The anonymous students also said that the Cornell campus will soon recognize the group’s legitimacy when the union organizes a “march of white students and white civil rights activists” with financial and logistical support from The Daily Stormer.

Auernheimer said The Daily Stormer has provided the union with a $500 grant and said that he intends to be one of the speakers in the lecture series the group aims to initiate.

“[The Daily Stormer] is involved in a number of outreaches to white students unions, a reporter posts on Daily Stormer forums, and after some sort of communication we provide financial support sometimes,” said Auernheimer, who has previously written for The Daily Stormer. “So we’re providing a small grant to the white students union at Cornell, and I provide logistical assistance and I’ll be a speaker.”

The two anonymous students said that the union’s formation and open letter have received mixed reaction on campus, adding that despite significant criticism, many students have reached out to the group through their Facebook page to address the group’s aims and intentions.

“A lot of people have reached out to us through the page and said this is a dialogue that we need to have,” one student said. “Even if they don’t support white activism they do believe that the concerns that we have are legitimate.”

The students also said that the group originally tried to work with student organizations to organize a speaker series, claiming that they have previously and unsuccessfully attempted to convince the International Students Union to sponsor journalist Milo Yiannopolous.

ISU has refuted this claim, saying that the members of their executive board have not had any contact with the Union of White Cornell Students and the group does not plan to collaborate on a speaker series, according to an ISU executive board member.

“ISU stands in strong solidarity with protecting and upholding the interests and representation of minority communities including the international students community at Cornell,” the representative said. “We are strongly against any forces that threaten to hurt or undermine the pluralist fabric of this campus.”

The anonymous students on the call denounced being labeled as a “hate group” and said the unions’ members are not racist. Instead, they described themselves as “just very concerned white students.”

“We’re not considered minorities. We’re considered privileged, and slowly there has been this dialogue of minorities that they need to have certain rights,” one anonymous student said. “They don’t have rights already? I’m sorry, I must have misunderstood.

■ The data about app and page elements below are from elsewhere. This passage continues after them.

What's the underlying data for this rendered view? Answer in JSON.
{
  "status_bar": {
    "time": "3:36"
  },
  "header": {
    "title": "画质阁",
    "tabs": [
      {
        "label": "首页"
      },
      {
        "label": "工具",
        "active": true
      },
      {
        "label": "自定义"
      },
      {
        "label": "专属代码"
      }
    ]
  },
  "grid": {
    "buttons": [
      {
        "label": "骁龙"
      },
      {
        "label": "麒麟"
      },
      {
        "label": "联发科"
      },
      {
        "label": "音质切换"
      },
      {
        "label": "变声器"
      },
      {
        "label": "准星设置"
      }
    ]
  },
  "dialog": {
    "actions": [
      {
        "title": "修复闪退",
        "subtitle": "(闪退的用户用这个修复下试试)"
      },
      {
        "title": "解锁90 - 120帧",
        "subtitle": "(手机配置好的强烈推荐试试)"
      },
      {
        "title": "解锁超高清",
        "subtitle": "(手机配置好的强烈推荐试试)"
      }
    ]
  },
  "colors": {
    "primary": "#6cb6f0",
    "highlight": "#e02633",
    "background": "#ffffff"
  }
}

But when it comes to me it’s a different story, isn’t it?”

The students and their external supporter stressed that their group is legitimate and its proposed projects imminent.

“This is coming, this is going to happen, there’s nothing you can do about it,” one student said. “White people are fed up with being treated like a minority. Do you understand that?”